In the Morse Code of Brake Lights (their second album for Concord, a label that was once known primarily for distinguished jazz vets like Mel Torme and George Shearing).feels like this might be the strongest set of Newman's songs in a while. It features similar expansive, Sensearound production as its predecessor Whiteout Conditions, even adding a string section on several tracks, but the writing also feels a little sharper. Newman has a very personal way of arranging harmonies, pairing his voice with Neko Case, keyboardist Kathryn Calder and new addition (on album at least) violinist Simi Stone that sounds like no one else. This happens right out of the gate with "You'll Need a Backseat Driver," which like The Electric Version's opening title track knocks you backwards in bliss. Melodically, he also takes left turns at the end of choruses that give the music unexpected boosts.
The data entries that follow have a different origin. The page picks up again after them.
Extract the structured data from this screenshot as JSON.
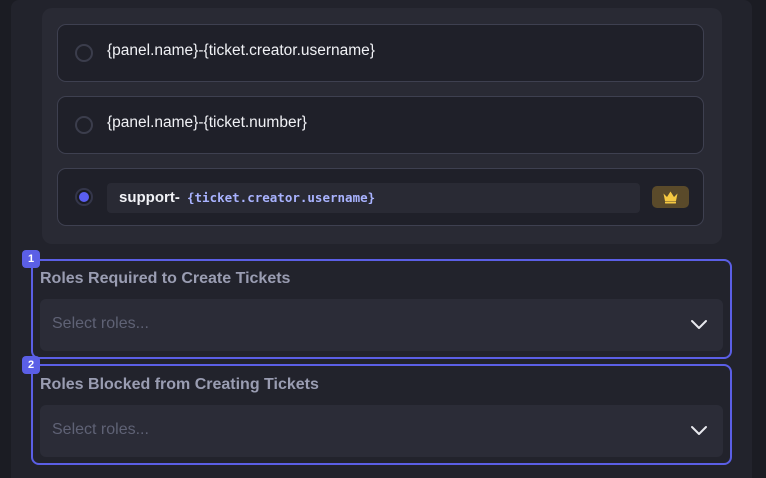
{
  "ticket_name_options": [
    {
      "label": "{panel.name}-{ticket.creator.username}",
      "selected": false
    },
    {
      "label": "{panel.name}-{ticket.number}",
      "selected": false
    },
    {
      "prefix": "support-",
      "variable": "{ticket.creator.username}",
      "selected": true,
      "premium_icon": "crown-icon"
    }
  ],
  "roles_required": {
    "badge": "1",
    "label": "Roles Required to Create Tickets",
    "placeholder": "Select roles..."
  },
  "roles_blocked": {
    "badge": "2",
    "label": "Roles Blocked from Creating Tickets",
    "placeholder": "Select roles..."
  },
  "colors": {
    "accent": "#5b5fe6",
    "premium_badge": "#5a4a2a",
    "crown": "#f5c842",
    "code_variable": "#a9b3ff"
  }
}
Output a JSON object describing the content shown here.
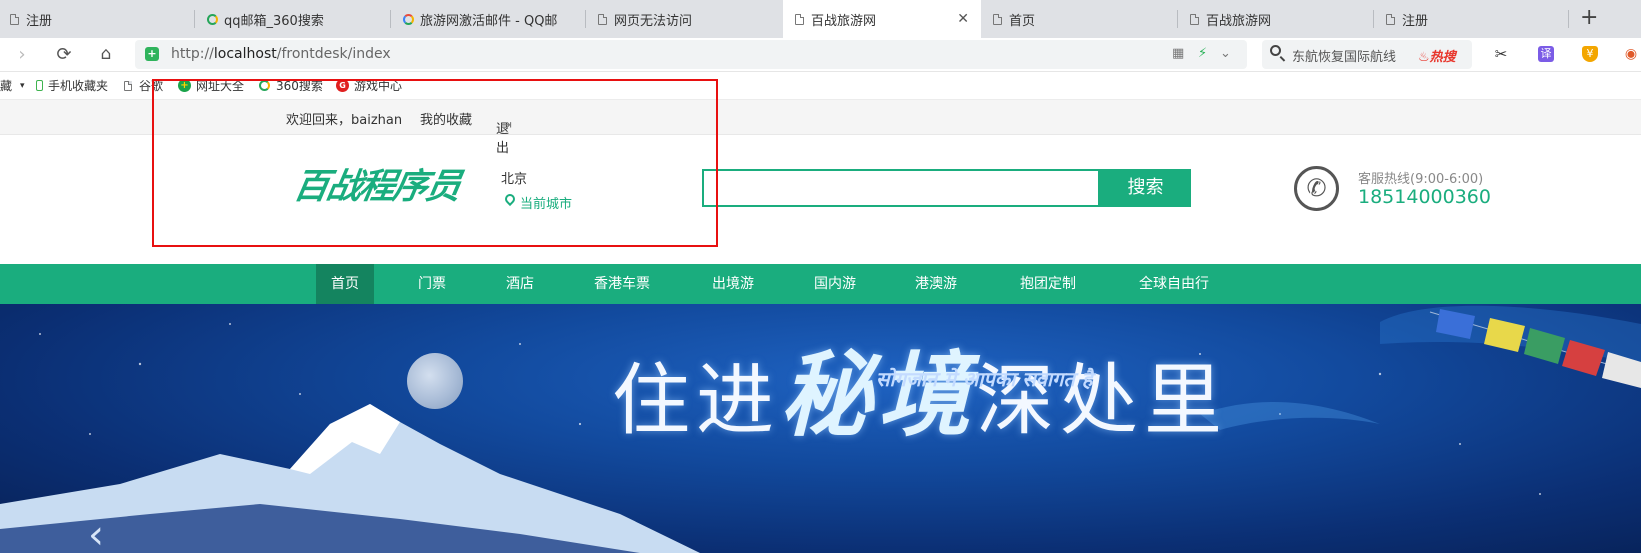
{
  "browser": {
    "tabs": [
      {
        "title": "注册",
        "icon": "doc-icon"
      },
      {
        "title": "qq邮箱_360搜索",
        "icon": "search-360-icon"
      },
      {
        "title": "旅游网激活邮件 - QQ邮",
        "icon": "chrome-icon"
      },
      {
        "title": "网页无法访问",
        "icon": "doc-icon"
      },
      {
        "title": "百战旅游网",
        "icon": "doc-icon",
        "active": true
      },
      {
        "title": "首页",
        "icon": "doc-icon"
      },
      {
        "title": "百战旅游网",
        "icon": "doc-icon"
      },
      {
        "title": "注册",
        "icon": "doc-icon"
      }
    ],
    "url_prefix": "http://",
    "url_host": "localhost",
    "url_path": "/frontdesk/index",
    "search_hint": "东航恢复国际航线",
    "hot_label": "热搜",
    "translate_label": "译",
    "bookmarks": [
      {
        "label": "藏"
      },
      {
        "label": "手机收藏夹"
      },
      {
        "label": "谷歌"
      },
      {
        "label": "网址大全"
      },
      {
        "label": "360搜索"
      },
      {
        "label": "游戏中心"
      }
    ]
  },
  "site": {
    "welcome": "欢迎回来，baizhan",
    "favorites": "我的收藏",
    "logout": "退出",
    "logo_text": "百战程序员",
    "city": "北京",
    "current_city": "当前城市",
    "search_button": "搜索",
    "search_value": "",
    "hotline_label": "客服热线(9:00-6:00)",
    "hotline_number": "18514000360",
    "nav": [
      "首页",
      "门票",
      "酒店",
      "香港车票",
      "出境游",
      "国内游",
      "港澳游",
      "抱团定制",
      "全球自由行"
    ],
    "active_nav": "首页",
    "banner_title_a": "住进",
    "banner_title_hl1": "秘",
    "banner_title_hl2": "境",
    "banner_title_b": "深处里",
    "banner_subtitle": "सोगजान मे आपका सवागत है"
  },
  "colors": {
    "brand": "#1aad7e",
    "nav_active": "#14845f",
    "annotation": "#e81010"
  }
}
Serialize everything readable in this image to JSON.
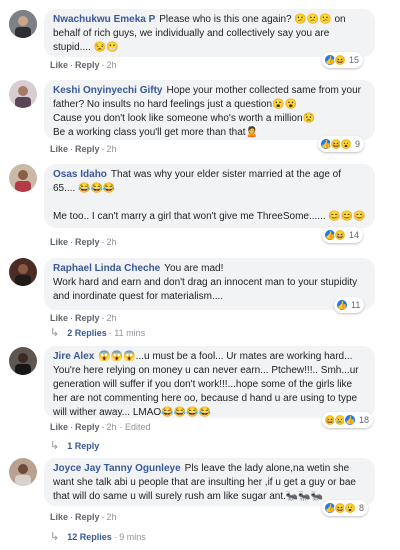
{
  "comments": [
    {
      "author": "Nwachukwu Emeka P",
      "text": "Please who is this one again? 😕😕😕 on behalf of rich guys, we individually and collectively say you are stupid.... 😒😬",
      "like": "Like",
      "reply": "Reply",
      "time": "2h",
      "reaction_count": "15",
      "avatar_color": "#8a8d91"
    },
    {
      "author": "Keshi Onyinyechi Gifty",
      "text": "Hope your mother collected same from your father? No insults no hard feelings just a question😮😮\nCause you don't look like someone who's worth a million😟\nBe a working class you'll get more than that🙎",
      "like": "Like",
      "reply": "Reply",
      "time": "2h",
      "reaction_count": "9",
      "avatar_color": "#b9a9b0"
    },
    {
      "author": "Osas Idaho",
      "text": "That was why your elder sister married at the age of 65.... 😂😂😂\n\nMe too.. I can't marry a girl that won't give me ThreeSome...... 😊😊😊",
      "like": "Like",
      "reply": "Reply",
      "time": "2h",
      "reaction_count": "14",
      "avatar_color": "#a3897a"
    },
    {
      "author": "Raphael Linda Cheche",
      "text": "You are mad!\nWork hard and earn and don't drag an innocent man to your stupidity and inordinate quest for materialism....",
      "like": "Like",
      "reply": "Reply",
      "time": "2h",
      "reaction_count": "11",
      "avatar_color": "#5b3a2e",
      "replies_label": "2 Replies",
      "replies_time": "· 11 mins"
    },
    {
      "author": "Jire Alex",
      "text": "😱😱😱...u must be a fool... Ur mates are working hard... You're here relying on money u can never earn... Ptchew!!!.. Smh...ur generation will suffer if you don't work!!!...hope some of the girls like her are not commenting here oo, because d hand u are using to type will wither away... LMAO😂😂😂😂",
      "like": "Like",
      "reply": "Reply",
      "time": "2h",
      "edited": "· Edited",
      "reaction_count": "18",
      "avatar_color": "#3e3a38",
      "replies_label": "1 Reply"
    },
    {
      "author": "Joyce Jay Tanny Ogunleye",
      "text": "Pls leave the lady alone,na wetin she want she talk abi u people that are insulting her ,if u get a guy or bae that will do same u will surely rush am like sugar ant.🐜🐜🐜",
      "like": "Like",
      "reply": "Reply",
      "time": "2h",
      "reaction_count": "8",
      "avatar_color": "#9a7c6e",
      "replies_label": "12 Replies",
      "replies_time": "· 9 mins"
    }
  ],
  "colors": {
    "link": "#385898",
    "bubble": "#f2f3f5",
    "like_blue": "#1877f2",
    "emoji_yellow": "#f7c433"
  },
  "icons": [
    "like-reaction-icon",
    "haha-reaction-icon",
    "wow-reaction-icon",
    "sad-reaction-icon",
    "reply-arrow-icon"
  ]
}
Dan Bejar, the Destroyer frontman who contributed three songs to most of the band's albums, was MIA on Whiteout Conditions, off recording his own album. He hasn't officially returned to the fold but he and Newman co-wrote "Need Some Giants," which leaves a Bejar footprint due to its catchy riff, complete with a key change in the chorus that's just unsettling enough to be enjoyable. The keyboards still play a heavy roll  throughout, but while the previous album's sound sometimes programmed, In the Morse Code has a more organic feel.

For the first time, the album liner lists what everyone plays on each track. Perhaps it's just a personal preference but it serves as a good guide to how the songs are built. Maybe next time, they'll even include a lyric sheet, although Newman's production does push the words more to forefront this time, anyway. You won't be hearing "Higher Dreams" on the airwaves anytime soon.

Yeah, records are little more expensive these days, but these were a worthy investment.